Stored dataset items:
########

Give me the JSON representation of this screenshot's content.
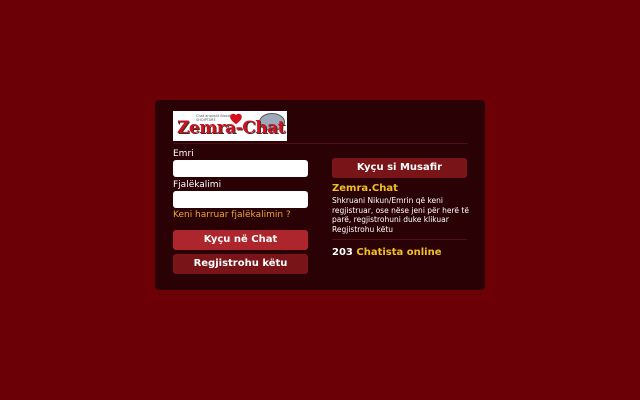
{
  "logo": {
    "small_text": "Chat anglisht Bisedë SHQIPTARË",
    "main_text": "Zemra-Chat"
  },
  "login": {
    "name_label": "Emri",
    "name_value": "",
    "password_label": "Fjalëkalimi",
    "password_value": "",
    "forgot_link": "Keni harruar fjalëkalimin ?",
    "login_button": "Kyçu në Chat",
    "register_button": "Regjistrohu këtu"
  },
  "guest": {
    "button": "Kyçu si Musafir",
    "brand": "Zemra.Chat",
    "description": "Shkruani Nikun/Emrin që keni regjistruar, ose nëse jeni për herë të parë, regjistrohuni duke klikuar Regjistrohu këtu"
  },
  "online": {
    "count": "203",
    "label": "Chatista online"
  },
  "colors": {
    "background": "#6b0106",
    "panel": "#2a0104",
    "primary_button": "#ad262d",
    "secondary_button": "#791419",
    "accent_yellow": "#f2c025",
    "link_orange": "#e9a832"
  }
}
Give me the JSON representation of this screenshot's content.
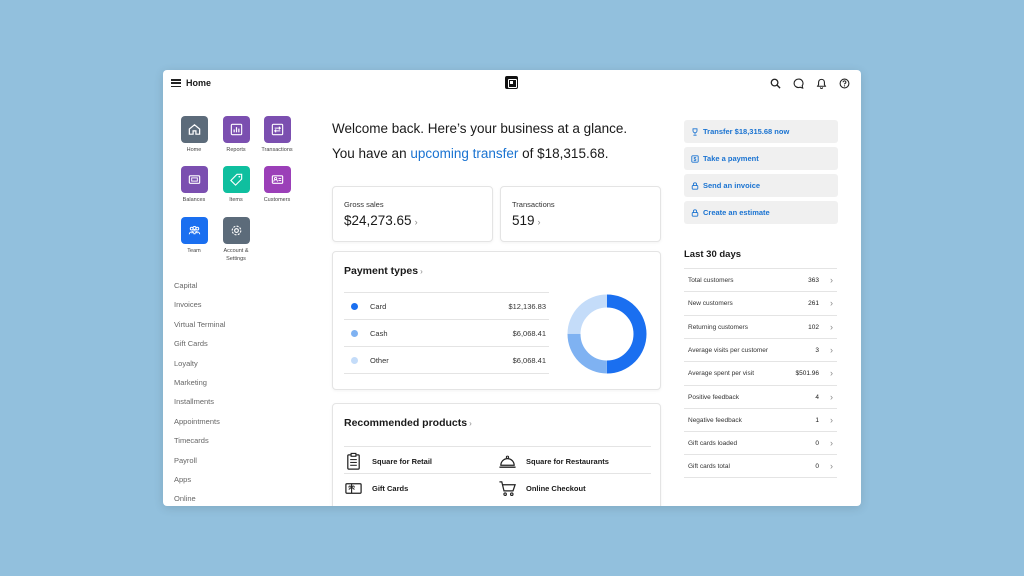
{
  "header": {
    "title": "Home",
    "icons": [
      "menu-icon",
      "square-logo",
      "search-icon",
      "chat-icon",
      "bell-icon",
      "help-icon"
    ]
  },
  "sidebar": {
    "tiles": [
      {
        "label": "Home",
        "icon": "home-icon",
        "color": "#5c6b7a"
      },
      {
        "label": "Reports",
        "icon": "bar-chart-icon",
        "color": "#7b4fb0"
      },
      {
        "label": "Transactions",
        "icon": "transfer-icon",
        "color": "#7b4fb0"
      },
      {
        "label": "Balances",
        "icon": "bank-card-icon",
        "color": "#7b4fb0"
      },
      {
        "label": "Items",
        "icon": "tag-icon",
        "color": "#0fbf9f"
      },
      {
        "label": "Customers",
        "icon": "contact-card-icon",
        "color": "#9b3fb8"
      },
      {
        "label": "Team",
        "icon": "team-icon",
        "color": "#1a6ff0"
      },
      {
        "label_line1": "Account &",
        "label_line2": "Settings",
        "icon": "gear-icon",
        "color": "#5c6b7a"
      }
    ],
    "links": [
      "Capital",
      "Invoices",
      "Virtual Terminal",
      "Gift Cards",
      "Loyalty",
      "Marketing",
      "Installments",
      "Appointments",
      "Timecards",
      "Payroll",
      "Apps",
      "Online"
    ]
  },
  "main": {
    "welcome": "Welcome back. Here’s your business at a glance.",
    "sub_prefix": "You have an ",
    "sub_link": "upcoming transfer",
    "sub_suffix": " of $18,315.68.",
    "gross_sales": {
      "label": "Gross sales",
      "value": "$24,273.65"
    },
    "transactions": {
      "label": "Transactions",
      "value": "519"
    },
    "payment_types": {
      "title": "Payment types",
      "rows": [
        {
          "label": "Card",
          "value": "$12,136.83",
          "color": "#1a6ff0"
        },
        {
          "label": "Cash",
          "value": "$6,068.41",
          "color": "#7fb2f2"
        },
        {
          "label": "Other",
          "value": "$6,068.41",
          "color": "#c4dcf9"
        }
      ]
    },
    "recommended": {
      "title": "Recommended products",
      "items": [
        {
          "label": "Square for Retail",
          "icon": "clipboard-icon"
        },
        {
          "label": "Square for Restaurants",
          "icon": "cloche-icon"
        },
        {
          "label": "Gift Cards",
          "icon": "gift-card-icon"
        },
        {
          "label": "Online Checkout",
          "icon": "cart-icon"
        }
      ]
    }
  },
  "right": {
    "actions": [
      {
        "label": "Transfer $18,315.68 now",
        "icon": "trophy-icon"
      },
      {
        "label": "Take a payment",
        "icon": "dollar-icon"
      },
      {
        "label": "Send an invoice",
        "icon": "lock-icon"
      },
      {
        "label": "Create an estimate",
        "icon": "lock-icon"
      }
    ],
    "stats_title": "Last 30 days",
    "stats": [
      {
        "label": "Total customers",
        "value": "363"
      },
      {
        "label": "New customers",
        "value": "261"
      },
      {
        "label": "Returning customers",
        "value": "102"
      },
      {
        "label": "Average visits per customer",
        "value": "3"
      },
      {
        "label": "Average spent per visit",
        "value": "$501.96"
      },
      {
        "label": "Positive feedback",
        "value": "4"
      },
      {
        "label": "Negative feedback",
        "value": "1"
      },
      {
        "label": "Gift cards loaded",
        "value": "0"
      },
      {
        "label": "Gift cards total",
        "value": "0"
      }
    ]
  }
}
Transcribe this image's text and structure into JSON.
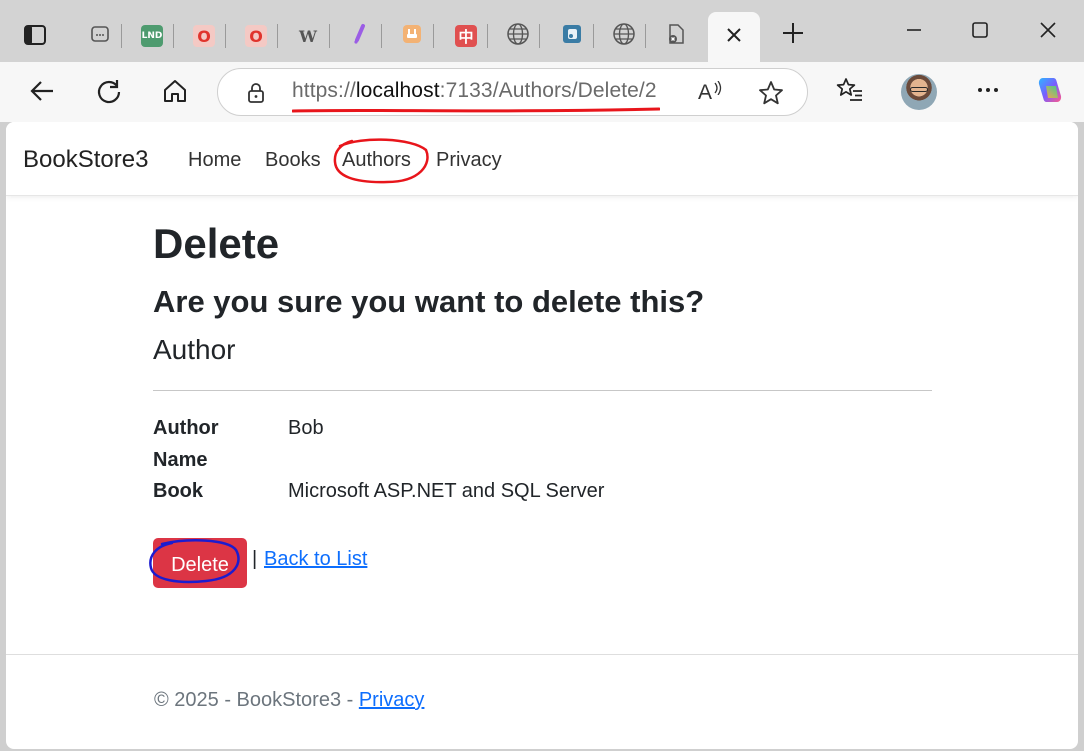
{
  "browser": {
    "tabs": [
      {
        "icon": "page-icon"
      },
      {
        "icon": "lnd-icon",
        "label": "LND",
        "color": "#4e9b6f"
      },
      {
        "icon": "opera-o-icon",
        "label": "O",
        "color": "#e0342c"
      },
      {
        "icon": "opera-o-icon",
        "label": "O",
        "color": "#e0342c"
      },
      {
        "icon": "w-logo-icon",
        "label": "W"
      },
      {
        "icon": "slash-icon",
        "color": "#9b5de5"
      },
      {
        "icon": "plug-icon",
        "color": "#f0a050"
      },
      {
        "icon": "chinese-char-icon",
        "label": "中",
        "color": "#e05050"
      },
      {
        "icon": "globe-icon"
      },
      {
        "icon": "blue-app-icon",
        "color": "#3a7ca5"
      },
      {
        "icon": "globe-icon"
      },
      {
        "icon": "broken-page-icon"
      }
    ],
    "new_tab_label": "+",
    "url_prefix": "https://",
    "url_host": "localhost",
    "url_path": ":7133/Authors/Delete/2",
    "read_aloud_glyph": "A"
  },
  "site": {
    "brand": "BookStore3",
    "nav": [
      {
        "label": "Home"
      },
      {
        "label": "Books"
      },
      {
        "label": "Authors"
      },
      {
        "label": "Privacy"
      }
    ]
  },
  "page": {
    "title": "Delete",
    "question": "Are you sure you want to delete this?",
    "entity": "Author",
    "fields": [
      {
        "label": "Author Name",
        "value": "Bob"
      },
      {
        "label": "Book",
        "value": "Microsoft ASP.NET and SQL Server"
      }
    ],
    "delete_label": "Delete",
    "separator": "|",
    "back_label": "Back to List"
  },
  "footer": {
    "text": "© 2025 - BookStore3 - ",
    "link": "Privacy"
  },
  "colors": {
    "delete_button": "#dc3545",
    "link": "#0d6efd",
    "annotation_red": "#e8151b",
    "annotation_blue": "#1c1ccf"
  }
}
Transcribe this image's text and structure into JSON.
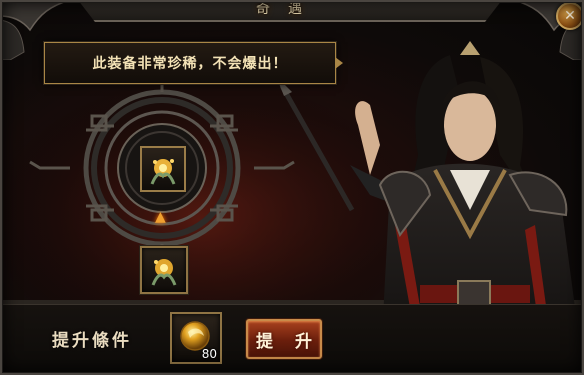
{
  "window": {
    "title": "奇遇"
  },
  "notice": {
    "text": "此装备非常珍稀，不会爆出！"
  },
  "upgrade_panel": {
    "condition_label": "提升條件",
    "material": {
      "icon": "gold-orb-icon",
      "count": "80"
    },
    "upgrade_button_label": "提 升"
  },
  "items": {
    "current_item_icon": "glowing-talisman-icon",
    "target_item_icon": "glowing-talisman-icon",
    "arrow_icon": "up-arrow-icon"
  },
  "colors": {
    "accent_gold": "#a98646",
    "button_red": "#8a2c12",
    "text_cream": "#f3e2b6"
  }
}
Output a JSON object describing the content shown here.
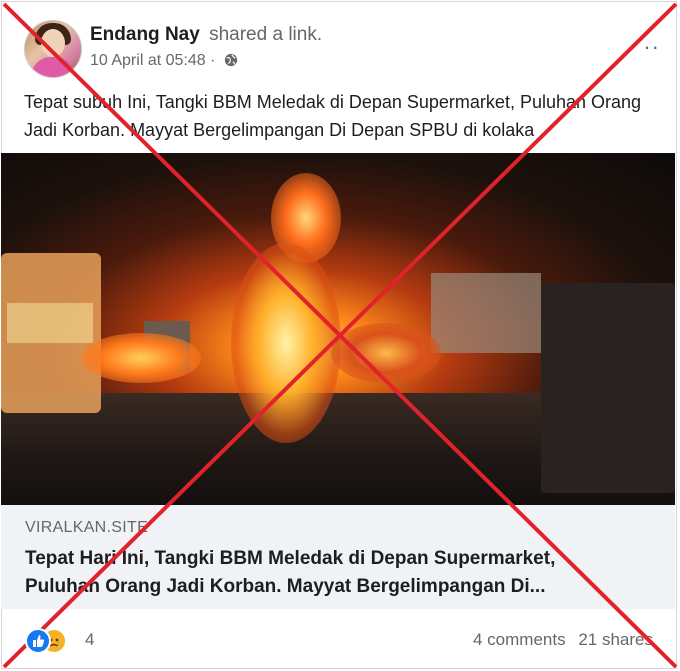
{
  "post": {
    "author": "Endang Nay",
    "action": "shared a link.",
    "timestamp": "10 April at 05:48",
    "dot": "·",
    "audience_icon": "globe-icon",
    "more_label": "··",
    "text": "Tepat subuh Ini, Tangki BBM Meledak di Depan Supermarket, Puluhan Orang Jadi Korban. Mayyat Bergelimpangan Di Depan SPBU di kolaka"
  },
  "link": {
    "domain": "VIRALKAN.SITE",
    "title": "Tepat Hari Ini, Tangki BBM Meledak di Depan Supermarket,\nPuluhan Orang Jadi Korban. Mayyat Bergelimpangan Di..."
  },
  "footer": {
    "reaction_icons": [
      "like-icon",
      "sad-icon"
    ],
    "reaction_count": "4",
    "comments": "4 comments",
    "shares": "21 shares"
  },
  "overlay": {
    "cross_color": "#e0222a"
  }
}
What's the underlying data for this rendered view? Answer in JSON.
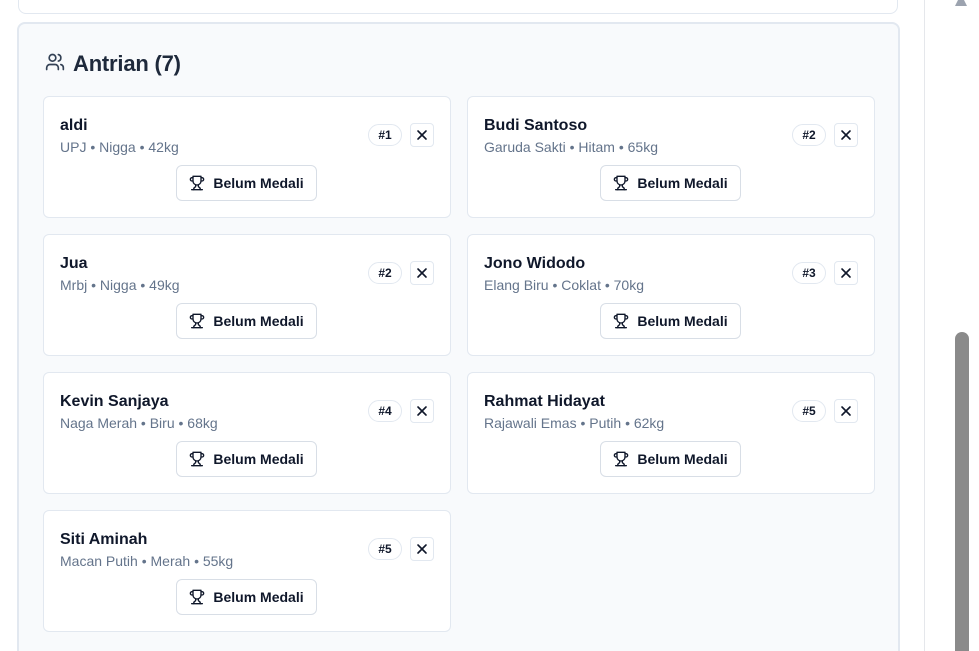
{
  "queue": {
    "title": "Antrian (7)",
    "icon": "users-icon",
    "items": [
      {
        "name": "aldi",
        "meta": "UPJ • Nigga • 42kg",
        "badge": "#1",
        "medal_label": "Belum Medali"
      },
      {
        "name": "Budi Santoso",
        "meta": "Garuda Sakti • Hitam • 65kg",
        "badge": "#2",
        "medal_label": "Belum Medali"
      },
      {
        "name": "Jua",
        "meta": "Mrbj • Nigga • 49kg",
        "badge": "#2",
        "medal_label": "Belum Medali"
      },
      {
        "name": "Jono Widodo",
        "meta": "Elang Biru • Coklat • 70kg",
        "badge": "#3",
        "medal_label": "Belum Medali"
      },
      {
        "name": "Kevin Sanjaya",
        "meta": "Naga Merah • Biru • 68kg",
        "badge": "#4",
        "medal_label": "Belum Medali"
      },
      {
        "name": "Rahmat Hidayat",
        "meta": "Rajawali Emas • Putih • 62kg",
        "badge": "#5",
        "medal_label": "Belum Medali"
      },
      {
        "name": "Siti Aminah",
        "meta": "Macan Putih • Merah • 55kg",
        "badge": "#5",
        "medal_label": "Belum Medali"
      }
    ]
  },
  "colors": {
    "panel_bg": "#f8fafc",
    "border": "#e2e8f0",
    "text": "#0f172a",
    "muted": "#64748b"
  }
}
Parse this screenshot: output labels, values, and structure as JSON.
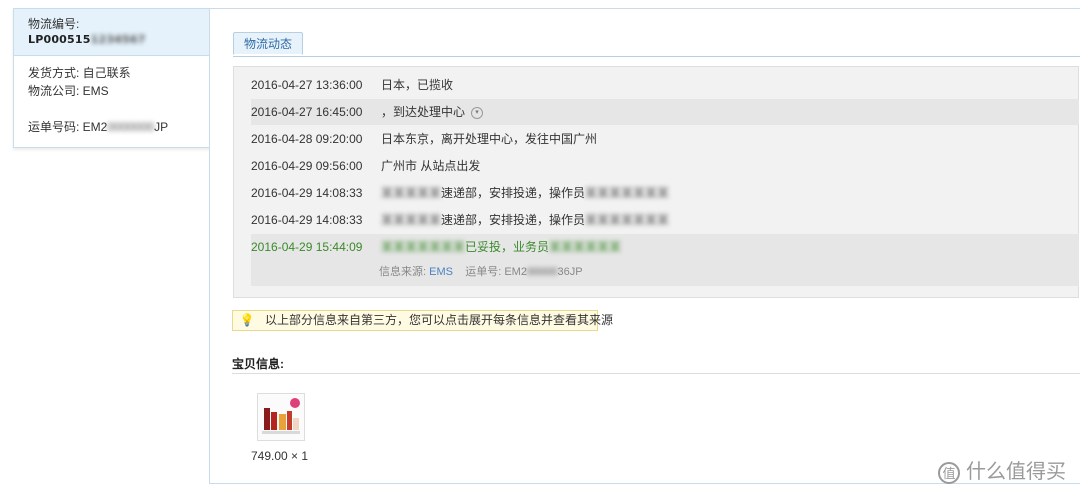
{
  "left": {
    "logistics_no_label": "物流编号:",
    "logistics_no": "LP000515",
    "ship_method": "发货方式: 自己联系",
    "company": "物流公司: EMS",
    "waybill_label": "运单号码: EM2",
    "waybill_tail": "JP"
  },
  "tab": {
    "label": "物流动态"
  },
  "tracking": [
    {
      "time": "2016-04-27 13:36:00",
      "event": "日本，已揽收"
    },
    {
      "time": "2016-04-27 16:45:00",
      "event": "，到达处理中心"
    },
    {
      "time": "2016-04-28 09:20:00",
      "event": "日本东京，离开处理中心，发往中国广州"
    },
    {
      "time": "2016-04-29 09:56:00",
      "event": "广州市 从站点出发"
    },
    {
      "time": "2016-04-29 14:08:33",
      "event": "速递部，安排投递，操作员"
    },
    {
      "time": "2016-04-29 14:08:33",
      "event": "速递部，安排投递，操作员"
    },
    {
      "time": "2016-04-29 15:44:09",
      "event": "已妥投，业务员"
    }
  ],
  "source": {
    "label": "信息来源:",
    "value": "EMS",
    "waybill_label": "运单号: EM2",
    "waybill_tail": "36JP"
  },
  "notice": {
    "text": "以上部分信息来自第三方，您可以点击展开每条信息并查看其来源"
  },
  "goods": {
    "title": "宝贝信息:",
    "price": "749.00 × 1"
  },
  "watermark": {
    "icon": "值",
    "text": "什么值得买"
  }
}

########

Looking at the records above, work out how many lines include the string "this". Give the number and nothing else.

7